▶ _Goal of the exercise_: With the pictures excluded, retype the records that follow exactly.

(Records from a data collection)
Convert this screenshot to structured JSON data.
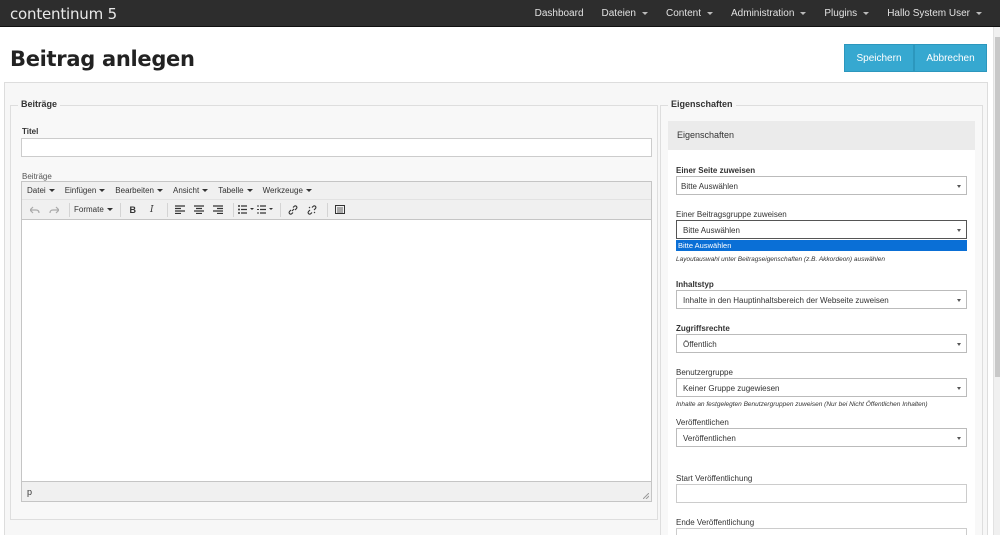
{
  "navbar": {
    "brand": "contentinum 5",
    "items": [
      {
        "label": "Dashboard",
        "dropdown": false
      },
      {
        "label": "Dateien",
        "dropdown": true
      },
      {
        "label": "Content",
        "dropdown": true
      },
      {
        "label": "Administration",
        "dropdown": true
      },
      {
        "label": "Plugins",
        "dropdown": true
      },
      {
        "label": "Hallo System User",
        "dropdown": true
      }
    ]
  },
  "header": {
    "title": "Beitrag anlegen",
    "save_label": "Speichern",
    "cancel_label": "Abbrechen"
  },
  "colors": {
    "navbar_bg": "#2d2d2d",
    "button_bg": "#36a8d0",
    "dropdown_highlight": "#0a6fd6"
  },
  "left": {
    "legend": "Beiträge",
    "title_label": "Titel",
    "title_value": "",
    "content_label": "Beiträge",
    "editor": {
      "menu": [
        "Datei",
        "Einfügen",
        "Bearbeiten",
        "Ansicht",
        "Tabelle",
        "Werkzeuge"
      ],
      "formats_label": "Formate",
      "toolbar_icons": [
        "undo-icon",
        "redo-icon",
        "bold-icon",
        "italic-icon",
        "align-left-icon",
        "align-center-icon",
        "align-right-icon",
        "bullet-list-icon",
        "numbered-list-icon",
        "link-icon",
        "unlink-icon",
        "code-icon"
      ],
      "status_path": "p"
    }
  },
  "right": {
    "legend": "Eigenschaften",
    "panel_title": "Eigenschaften",
    "page_label": "Einer Seite zuweisen",
    "page_value": "Bitte Auswählen",
    "group_label": "Einer Beitragsgruppe zuweisen",
    "group_value": "Bitte Auswählen",
    "group_dropdown_option": "Bitte Auswählen",
    "group_hint": "Layoutauswahl unter Beitragseigenschaften (z.B. Akkordeon) auswählen",
    "type_label": "Inhaltstyp",
    "type_value": "Inhalte in den Hauptinhaltsbereich der Webseite zuweisen",
    "access_label": "Zugriffsrechte",
    "access_value": "Öffentlich",
    "usergroup_label": "Benutzergruppe",
    "usergroup_value": "Keiner Gruppe zugewiesen",
    "usergroup_hint": "Inhalte an festgelegten Benutzergruppen zuweisen (Nur bei Nicht Öffentlichen Inhalten)",
    "publish_label": "Veröffentlichen",
    "publish_value": "Veröffentlichen",
    "start_label": "Start Veröffentlichung",
    "start_value": "",
    "end_label": "Ende Veröffentlichung"
  }
}
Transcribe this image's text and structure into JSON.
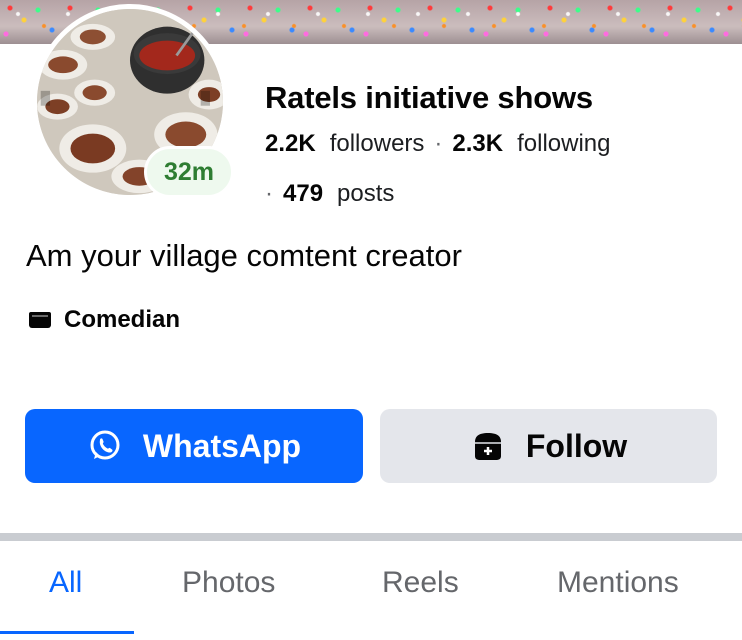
{
  "profile": {
    "name": "Ratels initiative shows",
    "status_time": "32m",
    "followers_count": "2.2K",
    "followers_label": "followers",
    "following_count": "2.3K",
    "following_label": "following",
    "separator": "·",
    "posts_count": "479",
    "posts_label": "posts",
    "bio": "Am your village comtent creator",
    "category_icon": "category-card-icon",
    "category": "Comedian"
  },
  "actions": {
    "whatsapp_icon": "whatsapp-icon",
    "whatsapp_label": "WhatsApp",
    "follow_icon": "add-follow-icon",
    "follow_label": "Follow"
  },
  "tabs": [
    {
      "label": "All",
      "active": true
    },
    {
      "label": "Photos",
      "active": false
    },
    {
      "label": "Reels",
      "active": false
    },
    {
      "label": "Mentions",
      "active": false
    }
  ],
  "colors": {
    "accent": "#0866ff",
    "button_secondary": "#e4e6eb",
    "status_green": "#2e7d32",
    "muted_text": "#65676b"
  }
}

▶ _Expected answer_:
Convert this screenshot to structured JSON data.
{
  "navbar": {
    "brand": "contentinum 5",
    "items": [
      {
        "label": "Dashboard",
        "dropdown": false
      },
      {
        "label": "Dateien",
        "dropdown": true
      },
      {
        "label": "Content",
        "dropdown": true
      },
      {
        "label": "Administration",
        "dropdown": true
      },
      {
        "label": "Plugins",
        "dropdown": true
      },
      {
        "label": "Hallo System User",
        "dropdown": true
      }
    ]
  },
  "header": {
    "title": "Beitrag anlegen",
    "save_label": "Speichern",
    "cancel_label": "Abbrechen"
  },
  "colors": {
    "navbar_bg": "#2d2d2d",
    "button_bg": "#36a8d0",
    "dropdown_highlight": "#0a6fd6"
  },
  "left": {
    "legend": "Beiträge",
    "title_label": "Titel",
    "title_value": "",
    "content_label": "Beiträge",
    "editor": {
      "menu": [
        "Datei",
        "Einfügen",
        "Bearbeiten",
        "Ansicht",
        "Tabelle",
        "Werkzeuge"
      ],
      "formats_label": "Formate",
      "toolbar_icons": [
        "undo-icon",
        "redo-icon",
        "bold-icon",
        "italic-icon",
        "align-left-icon",
        "align-center-icon",
        "align-right-icon",
        "bullet-list-icon",
        "numbered-list-icon",
        "link-icon",
        "unlink-icon",
        "code-icon"
      ],
      "status_path": "p"
    }
  },
  "right": {
    "legend": "Eigenschaften",
    "panel_title": "Eigenschaften",
    "page_label": "Einer Seite zuweisen",
    "page_value": "Bitte Auswählen",
    "group_label": "Einer Beitragsgruppe zuweisen",
    "group_value": "Bitte Auswählen",
    "group_dropdown_option": "Bitte Auswählen",
    "group_hint": "Layoutauswahl unter Beitragseigenschaften (z.B. Akkordeon) auswählen",
    "type_label": "Inhaltstyp",
    "type_value": "Inhalte in den Hauptinhaltsbereich der Webseite zuweisen",
    "access_label": "Zugriffsrechte",
    "access_value": "Öffentlich",
    "usergroup_label": "Benutzergruppe",
    "usergroup_value": "Keiner Gruppe zugewiesen",
    "usergroup_hint": "Inhalte an festgelegten Benutzergruppen zuweisen (Nur bei Nicht Öffentlichen Inhalten)",
    "publish_label": "Veröffentlichen",
    "publish_value": "Veröffentlichen",
    "start_label": "Start Veröffentlichung",
    "start_value": "",
    "end_label": "Ende Veröffentlichung"
  }
}
Transcribe this image's text and structure into JSON.
{
  "profile": {
    "name": "Ratels initiative shows",
    "status_time": "32m",
    "followers_count": "2.2K",
    "followers_label": "followers",
    "following_count": "2.3K",
    "following_label": "following",
    "separator": "·",
    "posts_count": "479",
    "posts_label": "posts",
    "bio": "Am your village comtent creator",
    "category_icon": "category-card-icon",
    "category": "Comedian"
  },
  "actions": {
    "whatsapp_icon": "whatsapp-icon",
    "whatsapp_label": "WhatsApp",
    "follow_icon": "add-follow-icon",
    "follow_label": "Follow"
  },
  "tabs": [
    {
      "label": "All",
      "active": true
    },
    {
      "label": "Photos",
      "active": false
    },
    {
      "label": "Reels",
      "active": false
    },
    {
      "label": "Mentions",
      "active": false
    }
  ],
  "colors": {
    "accent": "#0866ff",
    "button_secondary": "#e4e6eb",
    "status_green": "#2e7d32",
    "muted_text": "#65676b"
  }
}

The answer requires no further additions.